Nevertheless the stresses of war changed the trajectory of black colored feamales in 1944, when the war department lifted a ban on black WACs serving overseas november. Led by African United states Commander Charity Adams Earley, the 6888 Central Postal Directory ended up being formed—an all-black, feminine band of 824 enlisted ladies, and 31 officers. In the chosen battalion, many had completed school that is high several had some several years of university and some had finished a diploma.
Black soldier visit a available household hosted by the 6888th Central Postal Directory right after their arrival in Europe i n 1945.
The Nationwide Archives
The 6888th sailed across the Atlantic, arriving in Birmingham, England, in February 1945 after their training at Fort Oglethorpe, Georgia, which entailed crawling under logs with gas masks and jumping over trenches.
Some with rodents rummaging through spoiled cookies and cakes, the 6888 took on its mission of clearing an enormous backlog of undelivered mail in unheated and poorly lit buildings.
Split into three split, 8-hour changes, the ladies worked 24 hours a day 7 days a week. They kept tabs on 7 million recognition cards with serial figures to tell apart between soldiers with all the names that are same. They investigated incomplete details as well as had the regrettable task of returning mail addressed to soldiers who was simply killed.
The 6888 had a congenial relationship with the Birmingham community to their relief. It absolutely was typical for residents to ask the ladies over for tea, a razor-sharp comparison to the segregated United states Red Cross clubs the 6888th couldn’t enter.
After completing their task in Birmingham, in 1945, the 6888 transferred to Rouen, France, where they carried on, with admiration from the French, and cleared the backlog june. Next they left for Paris in October 1945, where they might stay, dispersing mail to Us citizens longing to listen to from their family members, until their objective ended up being completed in March 1946.
As the work had been taxing, being an all-black, female device overseas, they comprehended the importance of these existence.
“They knew whatever they did would think about all the other black colored people,” says Cooke. “The Tuskegee Airmen, the 6888 represented all people that are black.
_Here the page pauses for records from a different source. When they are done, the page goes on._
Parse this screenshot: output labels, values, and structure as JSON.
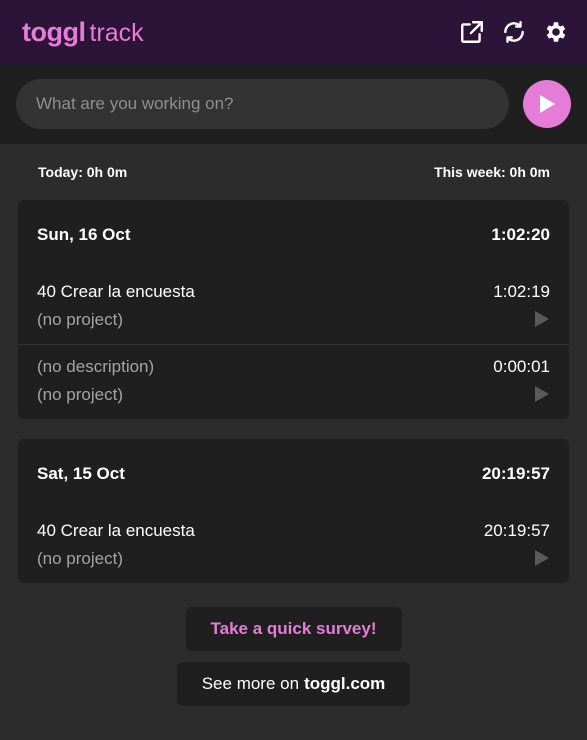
{
  "app": {
    "logo_brand": "toggl",
    "logo_product": "track"
  },
  "header": {
    "icons": [
      "external-link-icon",
      "sync-icon",
      "settings-icon"
    ]
  },
  "timer": {
    "placeholder": "What are you working on?"
  },
  "totals": {
    "today": "Today: 0h 0m",
    "week": "This week: 0h 0m"
  },
  "days": [
    {
      "date": "Sun, 16 Oct",
      "total": "1:02:20",
      "entries": [
        {
          "description": "40 Crear la encuesta",
          "project": "(no project)",
          "duration": "1:02:19"
        },
        {
          "description": "(no description)",
          "project": "(no project)",
          "duration": "0:00:01"
        }
      ]
    },
    {
      "date": "Sat, 15 Oct",
      "total": "20:19:57",
      "entries": [
        {
          "description": "40 Crear la encuesta",
          "project": "(no project)",
          "duration": "20:19:57"
        }
      ]
    }
  ],
  "footer": {
    "survey": "Take a quick survey!",
    "see_more_prefix": "See more on",
    "see_more_link": "toggl.com"
  },
  "colors": {
    "accent": "#e57cd8",
    "header_bg": "#2c1338",
    "card_bg": "#1f1f1f",
    "page_bg": "#2c2c2c"
  }
}
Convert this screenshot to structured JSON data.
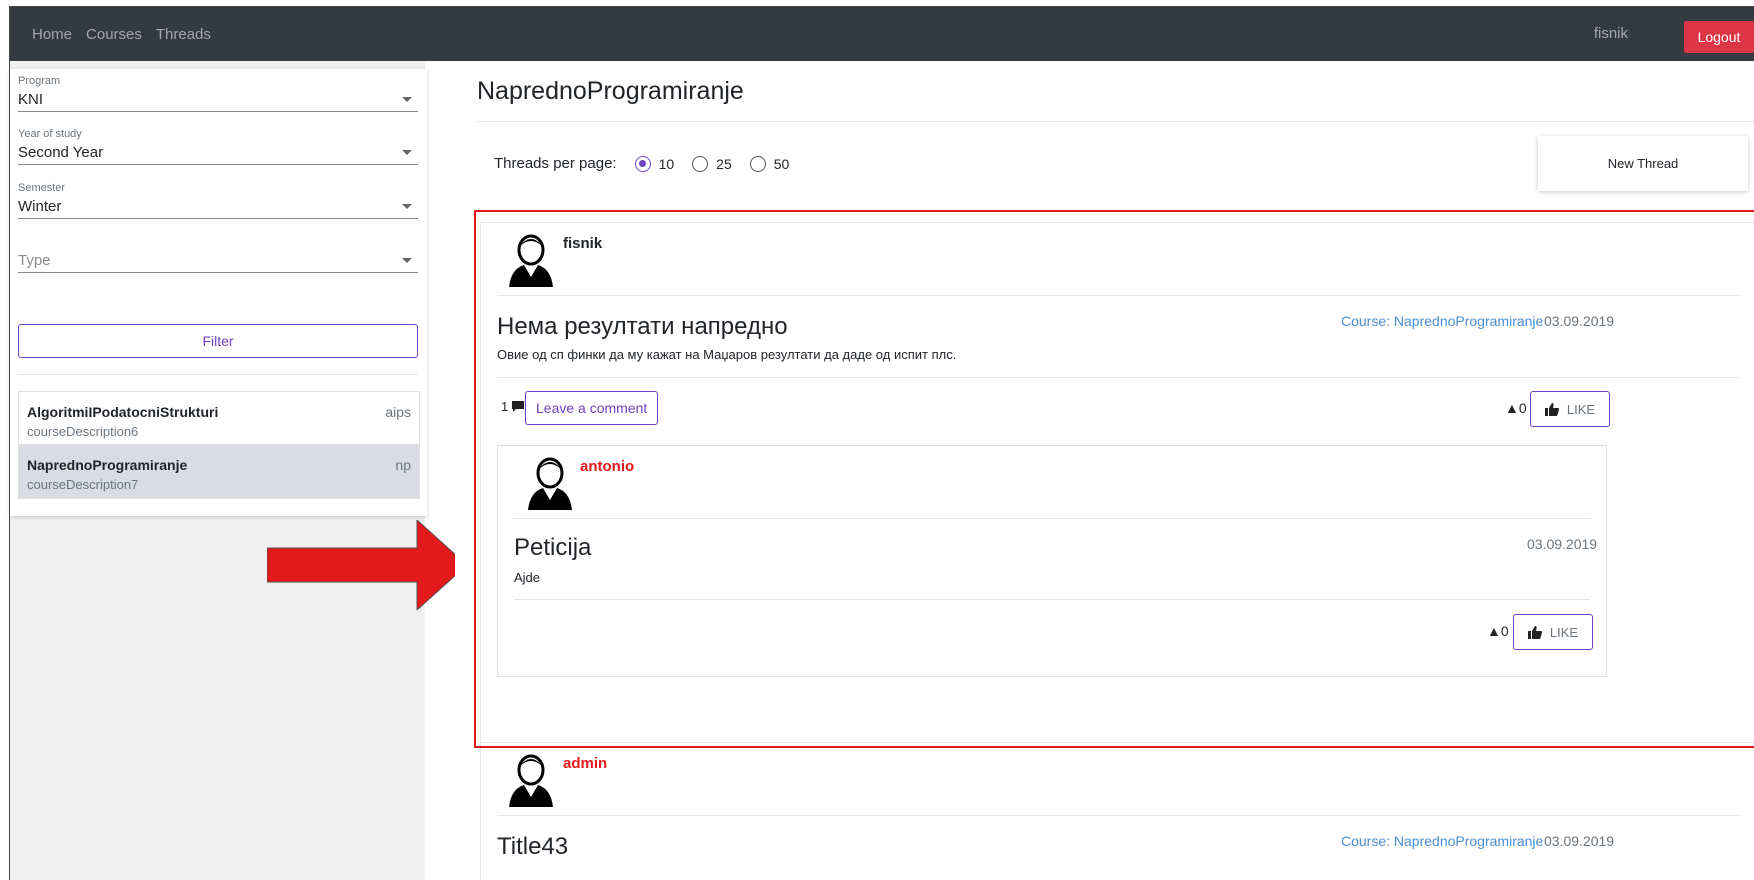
{
  "nav": {
    "links": [
      "Home",
      "Courses",
      "Threads"
    ],
    "user": "fisnik",
    "logout_label": "Logout"
  },
  "filters": {
    "program": {
      "label": "Program",
      "value": "KNI"
    },
    "year": {
      "label": "Year of study",
      "value": "Second Year"
    },
    "semester": {
      "label": "Semester",
      "value": "Winter"
    },
    "type": {
      "placeholder": "Type"
    },
    "filter_label": "Filter"
  },
  "courses": [
    {
      "name": "AlgoritmiIPodatocniStrukturi",
      "code": "aips",
      "description": "courseDescription6",
      "active": false
    },
    {
      "name": "NaprednoProgramiranje",
      "code": "np",
      "description": "courseDescription7",
      "active": true
    }
  ],
  "main": {
    "title": "NaprednoProgramiranje",
    "threads_per_page_label": "Threads per page:",
    "page_size_options": [
      "10",
      "25",
      "50"
    ],
    "page_size_selected": "10",
    "new_thread_label": "New Thread"
  },
  "threads": [
    {
      "author": "fisnik",
      "author_color": "#000000",
      "title": "Нема резултати напредно",
      "course": "Course: NaprednoProgramiranje",
      "date": "03.09.2019",
      "body": "Овие од сп финки да му кажат на Маџаров резултати да даде од испит плс.",
      "comment_count": "1",
      "comment_button": "Leave a comment",
      "votes": "▲0",
      "like_label": "LIKE",
      "reply": {
        "author": "antonio",
        "author_color": "#e3191b",
        "title": "Peticija",
        "date": "03.09.2019",
        "body": "Ajde",
        "votes": "▲0",
        "like_label": "LIKE"
      }
    },
    {
      "author": "admin",
      "author_color": "#e3191b",
      "title": "Title43",
      "course": "Course: NaprednoProgramiranje",
      "date": "03.09.2019"
    }
  ],
  "colors": {
    "navbar": "#343a40",
    "logout": "#dc3545",
    "accent": "#6f42c1",
    "link": "#4a8fd3",
    "highlight": "#e3191b"
  }
}
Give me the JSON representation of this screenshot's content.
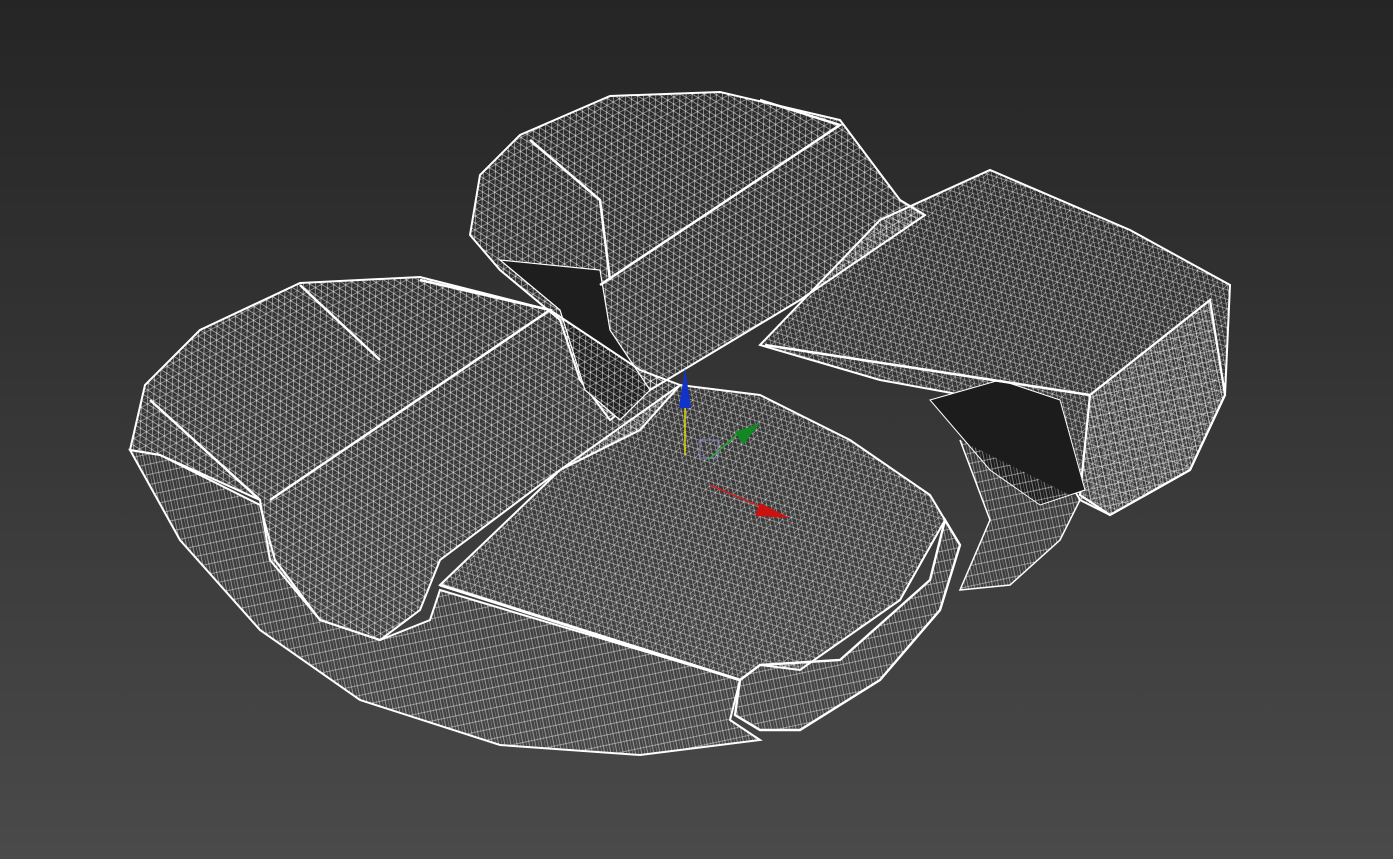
{
  "viewport": {
    "mode": "wireframe",
    "background_top": "#252525",
    "background_bottom": "#4a4a4a",
    "wire_color": "#ffffff"
  },
  "model": {
    "description_icon": "cushion-mesh-icon",
    "sections": 4
  },
  "gizmo": {
    "icon": "transform-gizmo-icon",
    "axes": [
      {
        "axis": "x",
        "color": "#cc1111"
      },
      {
        "axis": "y",
        "color": "#118822"
      },
      {
        "axis": "z",
        "color": "#1122cc"
      }
    ]
  }
}
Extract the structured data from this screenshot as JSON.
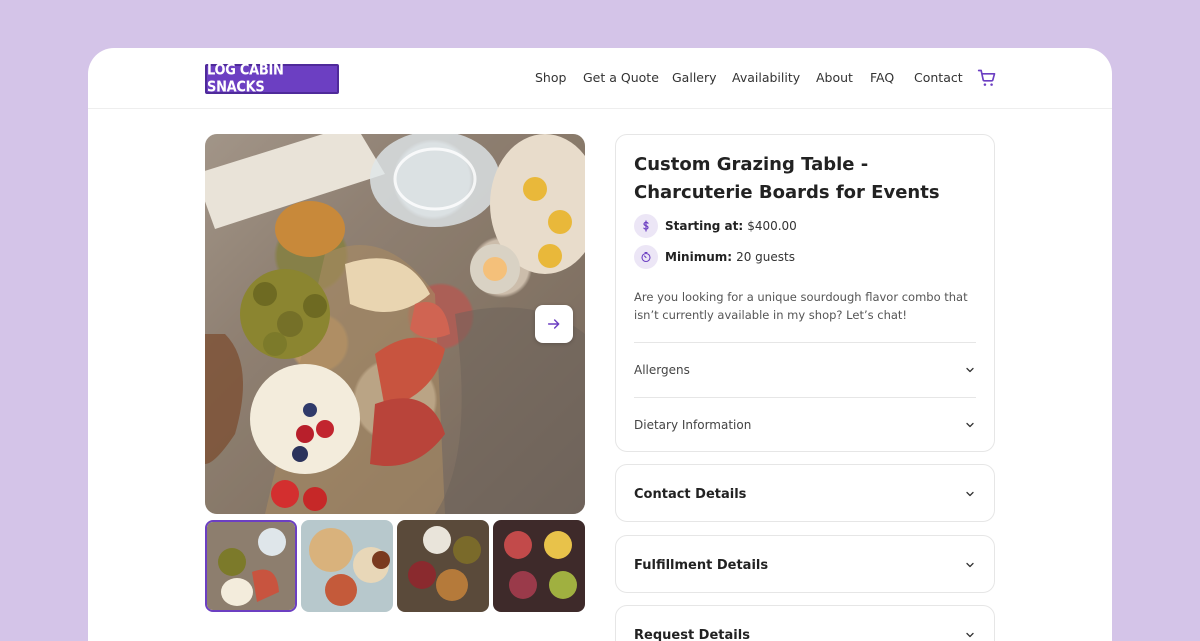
{
  "header": {
    "logo_text": "LOG CABIN SNACKS",
    "nav": [
      "Shop",
      "Get a Quote",
      "Gallery",
      "Availability",
      "About",
      "FAQ",
      "Contact"
    ],
    "cart_icon": "cart-icon"
  },
  "gallery": {
    "next_icon": "arrow-right-icon",
    "thumbnail_count": 4,
    "active_thumbnail": 1
  },
  "product": {
    "title": "Custom Grazing Table - Charcuterie Boards for Events",
    "starting_label": "Starting at:",
    "starting_value": "$400.00",
    "minimum_label": "Minimum:",
    "minimum_value": "20 guests",
    "description": "Are you looking for a unique sourdough flavor combo that isn’t currently available in my shop? Let’s chat!",
    "accordions": [
      "Allergens",
      "Dietary Information"
    ]
  },
  "sections": [
    "Contact Details",
    "Fulfillment Details",
    "Request Details"
  ],
  "colors": {
    "accent": "#6c3fc2",
    "background": "#d4c4e8",
    "accent_light": "#ece6f6"
  }
}
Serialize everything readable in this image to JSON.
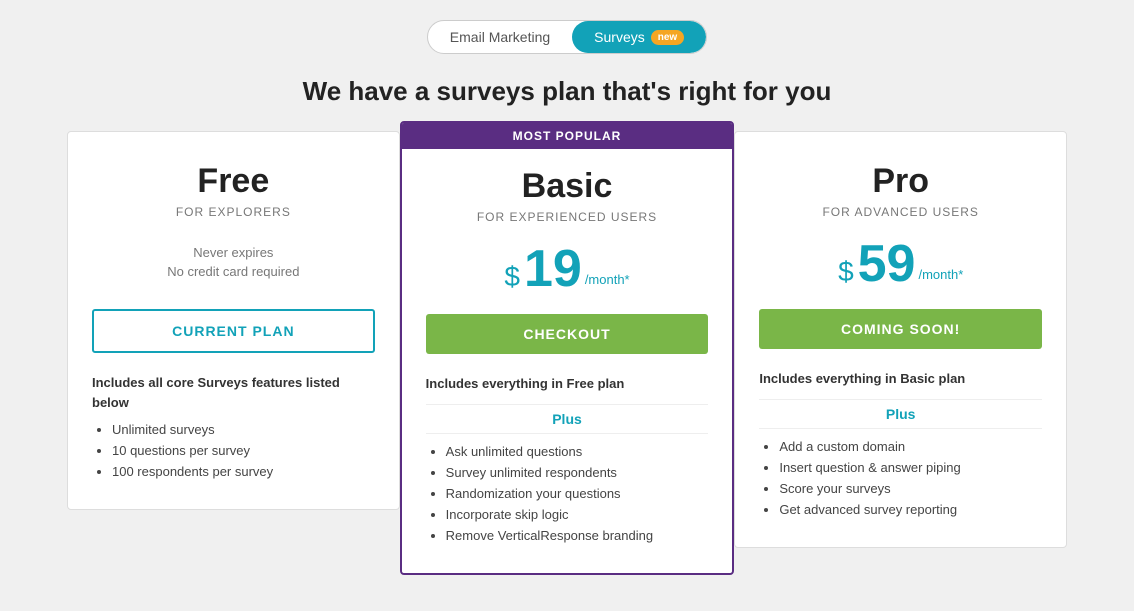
{
  "tabs": {
    "email_marketing": "Email Marketing",
    "surveys": "Surveys",
    "surveys_badge": "new"
  },
  "headline": "We have a surveys plan that's right for you",
  "plans": [
    {
      "id": "free",
      "title": "Free",
      "subtitle": "FOR EXPLORERS",
      "featured": false,
      "price_display": null,
      "never_expires_line1": "Never expires",
      "never_expires_line2": "No credit card required",
      "cta_label": "CURRENT PLAN",
      "cta_type": "current",
      "features_intro": "Includes all core Surveys features listed below",
      "features": [
        "Unlimited surveys",
        "10 questions per survey",
        "100 respondents per survey"
      ],
      "plus_label": null,
      "plus_features": []
    },
    {
      "id": "basic",
      "title": "Basic",
      "subtitle": "FOR EXPERIENCED USERS",
      "featured": true,
      "most_popular_label": "MOST POPULAR",
      "price_symbol": "$",
      "price_amount": "19",
      "price_per_month": "/month*",
      "cta_label": "CHECKOUT",
      "cta_type": "checkout",
      "features_intro": "Includes everything in Free plan",
      "features": [],
      "plus_label": "Plus",
      "plus_features": [
        "Ask unlimited questions",
        "Survey unlimited respondents",
        "Randomization your questions",
        "Incorporate skip logic",
        "Remove VerticalResponse branding"
      ]
    },
    {
      "id": "pro",
      "title": "Pro",
      "subtitle": "FOR ADVANCED USERS",
      "featured": false,
      "price_symbol": "$",
      "price_amount": "59",
      "price_per_month": "/month*",
      "cta_label": "COMING SOON!",
      "cta_type": "coming-soon",
      "features_intro": "Includes everything in Basic plan",
      "features": [],
      "plus_label": "Plus",
      "plus_features": [
        "Add a custom domain",
        "Insert question & answer piping",
        "Score your surveys",
        "Get advanced survey reporting"
      ]
    }
  ]
}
Had they failed, all black colored individuals would fail. And that was the main reasoning going in to the war. The black colored battalions had the duty that their part into the war had been about one thing much larger than themselves.”